=== DATA FOR THIS EXERCISE ===

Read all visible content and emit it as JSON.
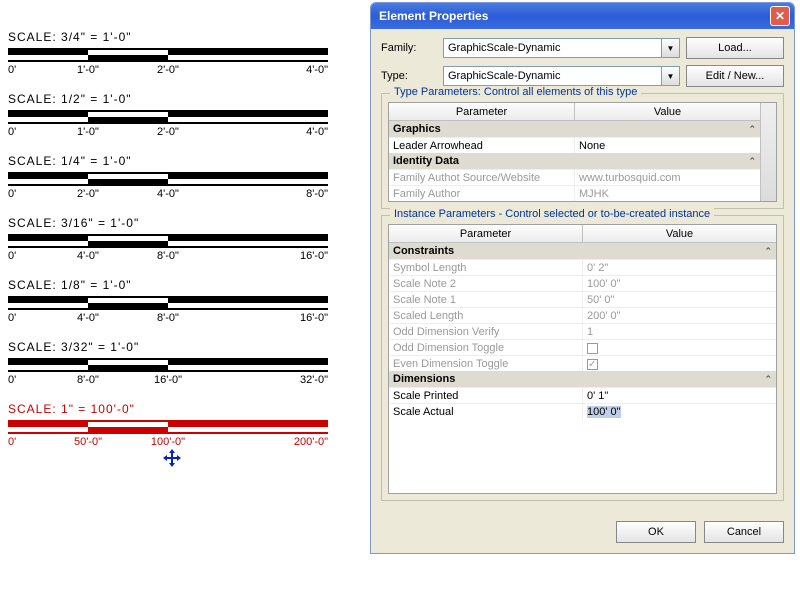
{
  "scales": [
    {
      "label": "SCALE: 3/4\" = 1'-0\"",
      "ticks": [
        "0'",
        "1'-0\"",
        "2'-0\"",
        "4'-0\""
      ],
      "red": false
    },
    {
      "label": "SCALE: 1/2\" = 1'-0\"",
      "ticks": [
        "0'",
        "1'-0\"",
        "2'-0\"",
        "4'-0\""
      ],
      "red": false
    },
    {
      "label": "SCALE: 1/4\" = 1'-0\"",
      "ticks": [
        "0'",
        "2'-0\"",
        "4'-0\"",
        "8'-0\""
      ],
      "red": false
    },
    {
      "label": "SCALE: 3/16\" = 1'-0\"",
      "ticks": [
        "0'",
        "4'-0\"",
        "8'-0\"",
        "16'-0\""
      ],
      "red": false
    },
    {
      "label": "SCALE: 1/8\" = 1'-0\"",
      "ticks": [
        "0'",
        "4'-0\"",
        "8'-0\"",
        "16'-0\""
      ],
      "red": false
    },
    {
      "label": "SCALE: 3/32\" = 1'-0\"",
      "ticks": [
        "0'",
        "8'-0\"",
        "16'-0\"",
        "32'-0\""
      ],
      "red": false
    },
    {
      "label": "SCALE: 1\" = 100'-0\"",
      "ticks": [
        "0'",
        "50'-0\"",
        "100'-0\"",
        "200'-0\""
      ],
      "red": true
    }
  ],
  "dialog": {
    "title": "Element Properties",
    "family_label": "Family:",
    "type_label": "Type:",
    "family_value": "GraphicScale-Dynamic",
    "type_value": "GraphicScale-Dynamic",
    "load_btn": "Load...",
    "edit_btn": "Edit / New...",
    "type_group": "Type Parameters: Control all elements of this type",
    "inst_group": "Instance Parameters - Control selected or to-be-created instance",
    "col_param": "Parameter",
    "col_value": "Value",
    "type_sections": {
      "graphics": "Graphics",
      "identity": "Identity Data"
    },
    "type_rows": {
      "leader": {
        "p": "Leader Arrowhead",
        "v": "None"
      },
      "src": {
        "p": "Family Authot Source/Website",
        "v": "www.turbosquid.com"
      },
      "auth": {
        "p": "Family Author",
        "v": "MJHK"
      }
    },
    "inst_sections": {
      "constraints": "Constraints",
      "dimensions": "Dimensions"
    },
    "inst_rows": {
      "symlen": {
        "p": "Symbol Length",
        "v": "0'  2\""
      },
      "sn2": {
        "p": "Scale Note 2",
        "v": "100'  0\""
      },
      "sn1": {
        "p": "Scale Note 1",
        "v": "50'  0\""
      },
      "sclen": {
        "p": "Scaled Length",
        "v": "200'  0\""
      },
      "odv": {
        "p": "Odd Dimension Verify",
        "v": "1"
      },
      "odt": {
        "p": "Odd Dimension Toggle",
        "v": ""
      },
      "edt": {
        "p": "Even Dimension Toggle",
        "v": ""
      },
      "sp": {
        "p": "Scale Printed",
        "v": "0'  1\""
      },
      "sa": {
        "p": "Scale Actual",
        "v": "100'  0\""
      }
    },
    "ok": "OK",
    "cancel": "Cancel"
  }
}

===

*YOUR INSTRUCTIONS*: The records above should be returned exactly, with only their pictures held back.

*YOUR RESPONSE*:
Read all visible content and emit it as JSON.
{
  "scales": [
    {
      "label": "SCALE: 3/4\" = 1'-0\"",
      "ticks": [
        "0'",
        "1'-0\"",
        "2'-0\"",
        "4'-0\""
      ],
      "red": false
    },
    {
      "label": "SCALE: 1/2\" = 1'-0\"",
      "ticks": [
        "0'",
        "1'-0\"",
        "2'-0\"",
        "4'-0\""
      ],
      "red": false
    },
    {
      "label": "SCALE: 1/4\" = 1'-0\"",
      "ticks": [
        "0'",
        "2'-0\"",
        "4'-0\"",
        "8'-0\""
      ],
      "red": false
    },
    {
      "label": "SCALE: 3/16\" = 1'-0\"",
      "ticks": [
        "0'",
        "4'-0\"",
        "8'-0\"",
        "16'-0\""
      ],
      "red": false
    },
    {
      "label": "SCALE: 1/8\" = 1'-0\"",
      "ticks": [
        "0'",
        "4'-0\"",
        "8'-0\"",
        "16'-0\""
      ],
      "red": false
    },
    {
      "label": "SCALE: 3/32\" = 1'-0\"",
      "ticks": [
        "0'",
        "8'-0\"",
        "16'-0\"",
        "32'-0\""
      ],
      "red": false
    },
    {
      "label": "SCALE: 1\" = 100'-0\"",
      "ticks": [
        "0'",
        "50'-0\"",
        "100'-0\"",
        "200'-0\""
      ],
      "red": true
    }
  ],
  "dialog": {
    "title": "Element Properties",
    "family_label": "Family:",
    "type_label": "Type:",
    "family_value": "GraphicScale-Dynamic",
    "type_value": "GraphicScale-Dynamic",
    "load_btn": "Load...",
    "edit_btn": "Edit / New...",
    "type_group": "Type Parameters: Control all elements of this type",
    "inst_group": "Instance Parameters - Control selected or to-be-created instance",
    "col_param": "Parameter",
    "col_value": "Value",
    "type_sections": {
      "graphics": "Graphics",
      "identity": "Identity Data"
    },
    "type_rows": {
      "leader": {
        "p": "Leader Arrowhead",
        "v": "None"
      },
      "src": {
        "p": "Family Authot Source/Website",
        "v": "www.turbosquid.com"
      },
      "auth": {
        "p": "Family Author",
        "v": "MJHK"
      }
    },
    "inst_sections": {
      "constraints": "Constraints",
      "dimensions": "Dimensions"
    },
    "inst_rows": {
      "symlen": {
        "p": "Symbol Length",
        "v": "0'  2\""
      },
      "sn2": {
        "p": "Scale Note 2",
        "v": "100'  0\""
      },
      "sn1": {
        "p": "Scale Note 1",
        "v": "50'  0\""
      },
      "sclen": {
        "p": "Scaled Length",
        "v": "200'  0\""
      },
      "odv": {
        "p": "Odd Dimension Verify",
        "v": "1"
      },
      "odt": {
        "p": "Odd Dimension Toggle",
        "v": ""
      },
      "edt": {
        "p": "Even Dimension Toggle",
        "v": ""
      },
      "sp": {
        "p": "Scale Printed",
        "v": "0'  1\""
      },
      "sa": {
        "p": "Scale Actual",
        "v": "100'  0\""
      }
    },
    "ok": "OK",
    "cancel": "Cancel"
  }
}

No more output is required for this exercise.